Wednesday, December 17, 2008
Although this poem seems like one massive block of poetry, it is marked by structure with the reducing of the father's life. Starting with the mother kicking him out, then his divorce from his family and finally his firing from work. The layers of this unknown characters life are being peeled away, as the poem progresses. "Now I pass the bums in doorways...and I wonder who took it from them in silence until they had given it all away and had nothing left but this." Summing up the disintegration of their father's life, by relating it to a bum's empty life, shows the true emotional anger and hurt the child still feels. With the beginning of the poem being in the past, it ends with the child seemingly in present day and safely without their father.
Sharon Olds on her autobiographical poetry:
I also noticed how there were only two stanzas in the poem. This I thought was interesting because the speaker is meant to be "between two rooms." The first stanza is the observation of the people in one room and the second stanza, is the speaker observing the people in the other room. The different language used in the second stanza and second room, helps make the two rooms even more of seperate worlds. Throughout these observations, the speaker seems to be comparing and contrasting both worlds.
Monday, December 15, 2008
I love the poetry of Billy Collins so, I chose a funny and cynnical poem, for an outside of Norton choice. This one begins with, "Smokey the Bear heads into the autumn woods with a red can of gasoline and a box of wooden matches." This statement is funny for the ironic imagery Collins uses by placing the fictional flame-fighting bear with the proper equipment for starting a forest fire. The tone starts funny with this picture but with the next line, "his ranger's hat is cocked at a disturbing angle," this turns the tone to a more dark one because the idea that Smokey would actually start a fire becomes realistic. (Although the entire poem is fictional, smokey's intentions become clearer here). Collin's outlines Smokey's thoughts, "He is sick of dispensing warnings to the careless," his true feelings show with the description of "half-wit campers" and "dumbbell hikers." This playfully ironic poem boarders on reality by exposing Smokey's true annoyance for the many forest fires, started by idiotic people. "He is going to show them how a professional does it," this statement truly shows Smokey's bitterness and intentions of creating a fire for the desired effect of cruel irony.

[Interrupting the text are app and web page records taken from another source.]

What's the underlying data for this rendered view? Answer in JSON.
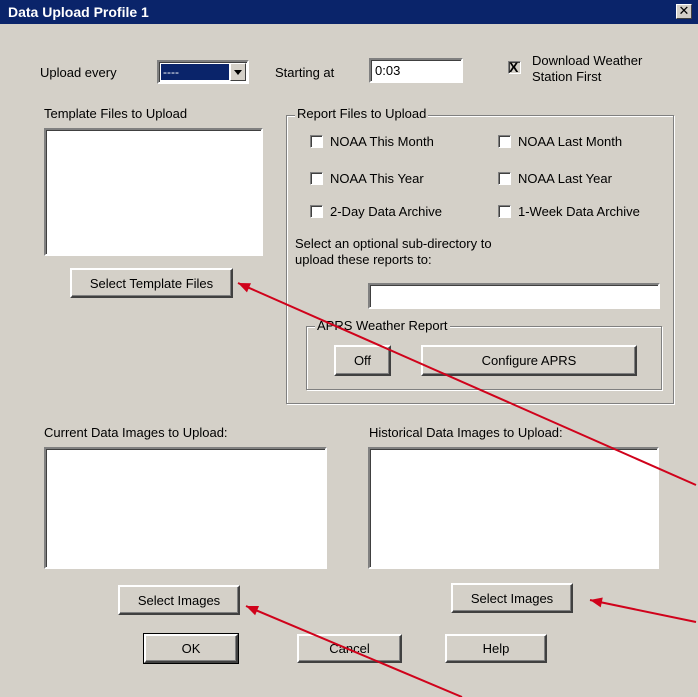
{
  "window": {
    "title": "Data Upload Profile 1",
    "close_glyph": "✕"
  },
  "schedule": {
    "upload_every_label": "Upload every",
    "upload_every_value": "----",
    "starting_at_label": "Starting at",
    "starting_at_value": "0:03",
    "download_first_line1": "Download Weather",
    "download_first_line2": "Station First",
    "download_first_checked": true
  },
  "template": {
    "label": "Template Files to Upload",
    "select_button": "Select Template Files"
  },
  "reports": {
    "group_label": "Report Files to Upload",
    "checkboxes": [
      {
        "label": "NOAA This Month",
        "checked": false
      },
      {
        "label": "NOAA Last Month",
        "checked": false
      },
      {
        "label": "NOAA This Year",
        "checked": false
      },
      {
        "label": "NOAA Last Year",
        "checked": false
      },
      {
        "label": "2-Day Data Archive",
        "checked": false
      },
      {
        "label": "1-Week Data Archive",
        "checked": false
      }
    ],
    "subdir_line1": "Select an optional sub-directory to",
    "subdir_line2": "upload these reports to:",
    "subdir_value": ""
  },
  "aprs": {
    "group_label": "APRS Weather Report",
    "toggle_button": "Off",
    "configure_button": "Configure APRS"
  },
  "current_images": {
    "label": "Current Data Images to Upload:",
    "select_button": "Select Images"
  },
  "historical_images": {
    "label": "Historical Data Images to Upload:",
    "select_button": "Select Images"
  },
  "footer": {
    "ok": "OK",
    "cancel": "Cancel",
    "help": "Help"
  },
  "colors": {
    "dialog_bg": "#d4d0c8",
    "titlebar_bg": "#0a246a",
    "annotation_arrow": "#d0021b"
  },
  "icons": [
    "close-icon",
    "dropdown-arrow-icon",
    "checkbox-check-icon"
  ]
}
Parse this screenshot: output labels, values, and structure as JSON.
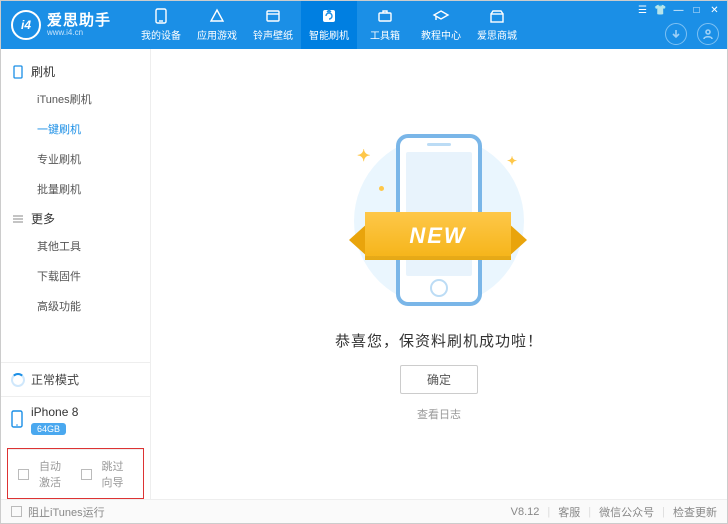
{
  "brand": {
    "name": "爱思助手",
    "site": "www.i4.cn",
    "logo": "i4"
  },
  "nav": {
    "device": "我的设备",
    "apps": "应用游戏",
    "ring": "铃声壁纸",
    "flash": "智能刷机",
    "tools": "工具箱",
    "tutor": "教程中心",
    "mall": "爱思商城"
  },
  "sidebar": {
    "flash_header": "刷机",
    "items_flash": {
      "itunes": "iTunes刷机",
      "onekey": "一键刷机",
      "pro": "专业刷机",
      "batch": "批量刷机"
    },
    "more_header": "更多",
    "items_more": {
      "other": "其他工具",
      "download": "下载固件",
      "adv": "高级功能"
    },
    "mode": "正常模式",
    "device_name": "iPhone 8",
    "storage": "64GB",
    "auto_activate": "自动激活",
    "skip_guide": "跳过向导"
  },
  "content": {
    "ribbon": "NEW",
    "success": "恭喜您，保资料刷机成功啦！",
    "ok_btn": "确定",
    "log_link": "查看日志"
  },
  "status": {
    "stop_itunes": "阻止iTunes运行",
    "version": "V8.12",
    "support": "客服",
    "wechat": "微信公众号",
    "update": "检查更新"
  }
}
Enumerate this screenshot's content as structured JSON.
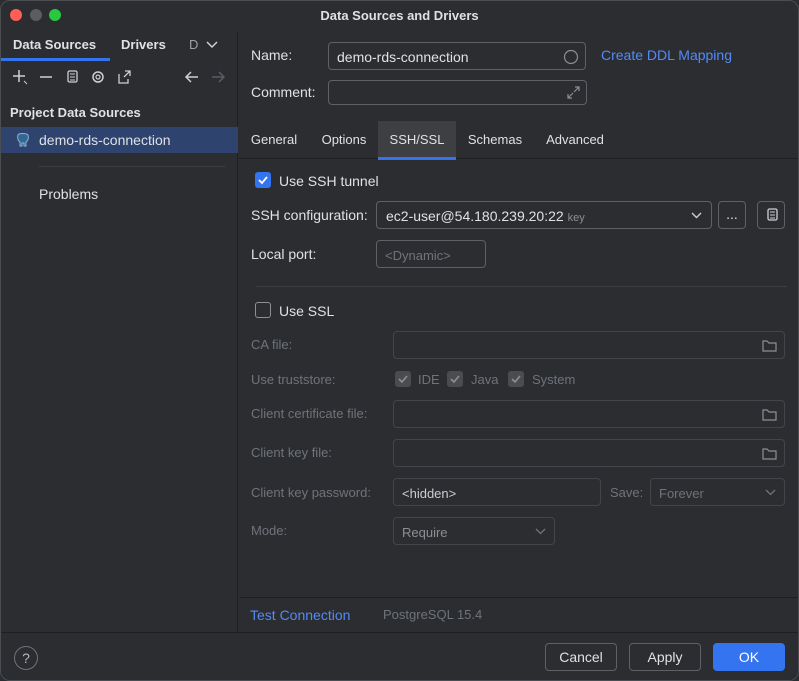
{
  "window": {
    "title": "Data Sources and Drivers"
  },
  "left": {
    "tabs": [
      "Data Sources",
      "Drivers",
      "D"
    ],
    "section_title": "Project Data Sources",
    "items": [
      {
        "label": "demo-rds-connection",
        "icon": "postgresql-elephant-icon"
      }
    ],
    "problems_label": "Problems"
  },
  "form": {
    "name_label": "Name:",
    "name_value": "demo-rds-connection",
    "comment_label": "Comment:",
    "create_ddl_link": "Create DDL Mapping"
  },
  "tabs": [
    "General",
    "Options",
    "SSH/SSL",
    "Schemas",
    "Advanced"
  ],
  "active_tab": "SSH/SSL",
  "ssh": {
    "use_tunnel_label": "Use SSH tunnel",
    "use_tunnel_checked": true,
    "config_label": "SSH configuration:",
    "config_value": "ec2-user@54.180.239.20:22",
    "config_hint": "key",
    "more_button": "...",
    "local_port_label": "Local port:",
    "local_port_placeholder": "<Dynamic>"
  },
  "ssl": {
    "use_ssl_label": "Use SSL",
    "use_ssl_checked": false,
    "ca_file_label": "CA file:",
    "truststore_label": "Use truststore:",
    "truststore_options": [
      "IDE",
      "Java",
      "System"
    ],
    "client_cert_label": "Client certificate file:",
    "client_key_label": "Client key file:",
    "client_key_password_label": "Client key password:",
    "client_key_password_value": "<hidden>",
    "save_label": "Save:",
    "save_value": "Forever",
    "mode_label": "Mode:",
    "mode_value": "Require"
  },
  "footer": {
    "test_connection": "Test Connection",
    "db_version": "PostgreSQL 15.4"
  },
  "buttons": {
    "help": "?",
    "cancel": "Cancel",
    "apply": "Apply",
    "ok": "OK"
  },
  "colors": {
    "accent": "#3574f0",
    "link": "#548af7",
    "background": "#2b2d30"
  }
}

I like this particular poem mostly because of the tone of irony and sarcasm that Collin's is known for. The imagery he creates with the descriptions of Smokey's, "brown fur gleaming in the sun" and "paws, the size of catcher's mitts" give the reality of Smokey the Bear being fed-up and literally going out to start a fire. Collin's light language, clearly sends the sarcastic message of retaliating against the idiotic people of the world, albit in a silly way.
Near the end, she seemed almost to hear me--
After reading My Papa's Waltz in the Norton I really liked Roethke's style of poetry and researched some more of his work and found The Geranium. The situation of this poem isn't clear in the beginning, its very ambiguous. The first line, "When I put her out, once, by the garbage pail, She looked so limp and bedraggles, so foolish and trusting." This description doesn't immediately point to the subject being a simple potted flower. The way Roethke describes the Geranium makes it take on a human persona, the reader feels the speakers feelings for the plant. Althought the speaker points out his mistreatment of the plant, "The things she endured!" He seems to feel guilt for his bad care for the withering plant. He refers to the geranium as "she" which attributes to the speakers idea of the plant being a woman. "Near the end, she seemed almost to hear me, and that way scary" This observation by the speaker shows the reader how deeply the speaker believes the plant is really alive, human being. Even though the owner of the plant seemed to not care much for the geranium because of the way he treated it, at the end he gets back at the maid who threw the flower away by firing her. "I was that lonely", is the last statement the speaker makes about his life, without his geranium. This simple sentence sums up the speakers true love for the flower and how sad he is that "she" is now gone.